What is required:
Your answer should consist of the lines in the data below that contain "Router".
-------- Working data
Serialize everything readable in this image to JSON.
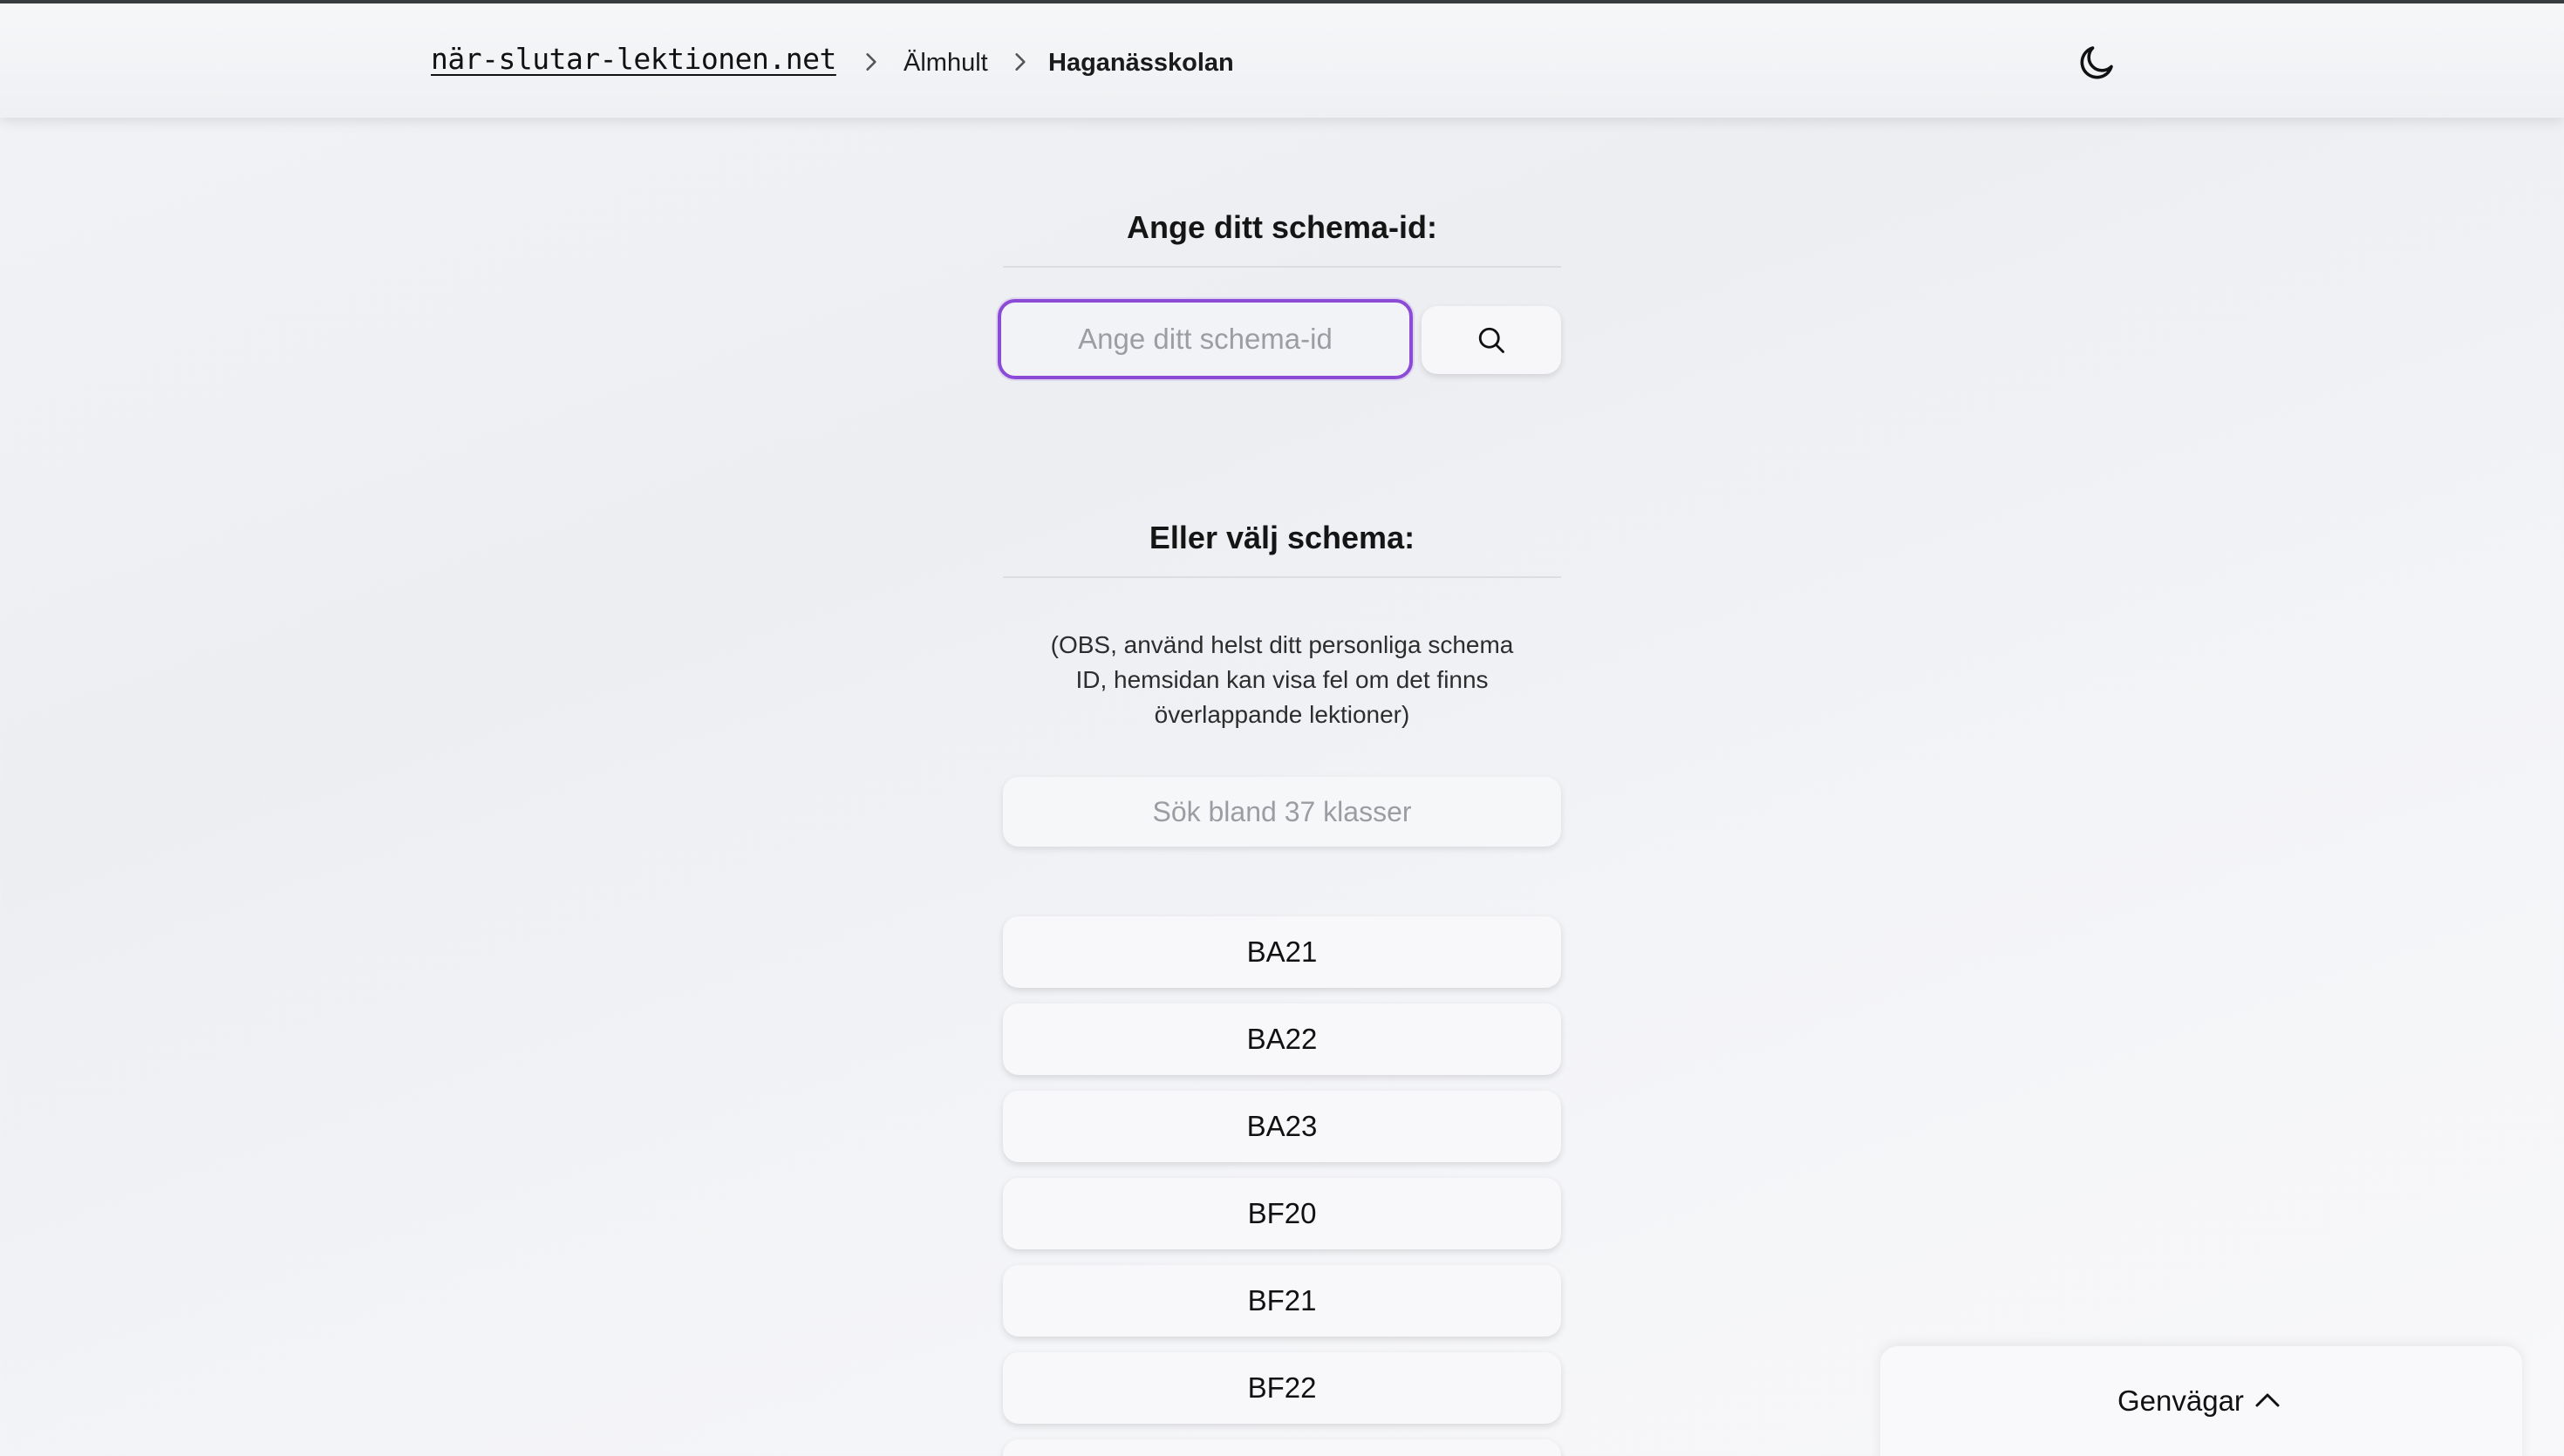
{
  "header": {
    "site_name": "när-slutar-lektionen.net",
    "breadcrumbs": [
      {
        "label": "Älmhult"
      },
      {
        "label": "Haganässkolan"
      }
    ],
    "theme_toggle_icon": "moon-icon"
  },
  "id_section": {
    "title": "Ange ditt schema-id:",
    "input_placeholder": "Ange ditt schema-id",
    "input_value": "",
    "search_icon": "search-icon"
  },
  "schedule_section": {
    "title": "Eller välj schema:",
    "note": "(OBS, använd helst ditt personliga schema ID, hemsidan kan visa fel om det finns överlappande lektioner)",
    "filter_placeholder": "Sök bland 37 klasser",
    "classes": [
      "BA21",
      "BA22",
      "BA23",
      "BF20",
      "BF21",
      "BF22"
    ]
  },
  "shortcuts": {
    "label": "Genvägar",
    "icon": "chevron-up-icon"
  },
  "colors": {
    "focus_border": "#8b4bd6",
    "text": "#111111",
    "placeholder": "#9b9da3"
  }
}
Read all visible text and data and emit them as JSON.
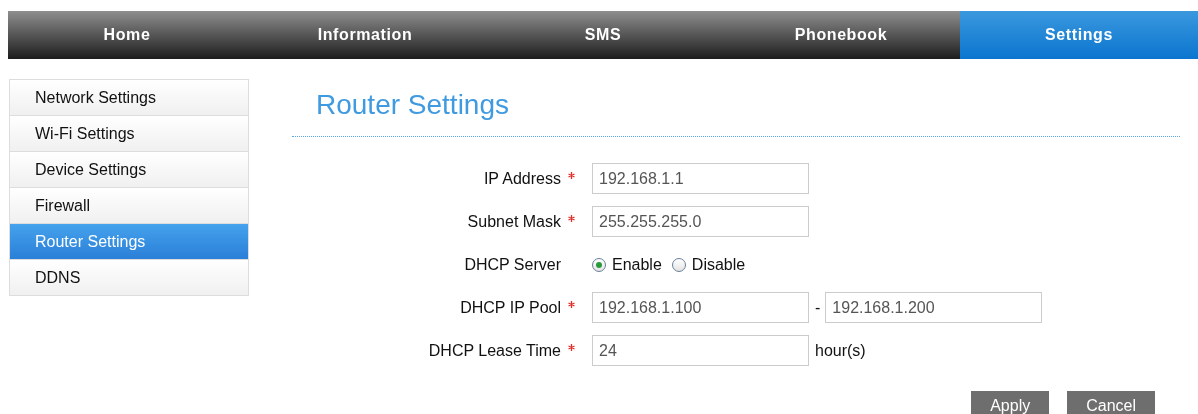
{
  "tabs": [
    {
      "label": "Home",
      "selected": false
    },
    {
      "label": "Information",
      "selected": false
    },
    {
      "label": "SMS",
      "selected": false
    },
    {
      "label": "Phonebook",
      "selected": false
    },
    {
      "label": "Settings",
      "selected": true
    }
  ],
  "sidebar": {
    "items": [
      {
        "label": "Network Settings",
        "selected": false
      },
      {
        "label": "Wi-Fi Settings",
        "selected": false
      },
      {
        "label": "Device Settings",
        "selected": false
      },
      {
        "label": "Firewall",
        "selected": false
      },
      {
        "label": "Router Settings",
        "selected": true
      },
      {
        "label": "DDNS",
        "selected": false
      }
    ]
  },
  "page_title": "Router Settings",
  "form": [
    {
      "kind": "text",
      "label": "IP Address",
      "required": true,
      "value": "192.168.1.1"
    },
    {
      "kind": "text",
      "label": "Subnet Mask",
      "required": true,
      "value": "255.255.255.0"
    },
    {
      "kind": "radio",
      "label": "DHCP Server",
      "required": false,
      "options": [
        {
          "label": "Enable",
          "selected": true
        },
        {
          "label": "Disable",
          "selected": false
        }
      ]
    },
    {
      "kind": "range",
      "label": "DHCP IP Pool",
      "required": true,
      "value": "192.168.1.100",
      "separator": "-",
      "value_to": "192.168.1.200"
    },
    {
      "kind": "unit",
      "label": "DHCP Lease Time",
      "required": true,
      "value": "24",
      "unit": "hour(s)"
    }
  ],
  "buttons": [
    "Apply",
    "Cancel"
  ]
}
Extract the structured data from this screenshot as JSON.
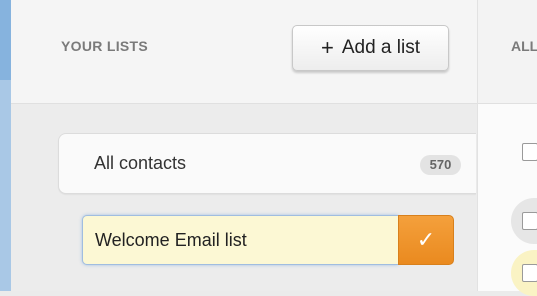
{
  "sidebar": {
    "title": "YOUR LISTS",
    "add_button_label": "Add a list",
    "add_button_icon": "plus-icon",
    "lists": [
      {
        "label": "All contacts",
        "count": "570"
      }
    ],
    "new_list": {
      "value": "Welcome Email list",
      "confirm_icon": "checkmark-icon"
    }
  },
  "main": {
    "header_label": "ALL"
  },
  "colors": {
    "accent": "#ee8f22",
    "input_bg": "#fcf8d4",
    "focus_border": "#a0bde0"
  }
}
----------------
Response to the task:
        "label": "Router Settings",
  "page_title": "Router Settings",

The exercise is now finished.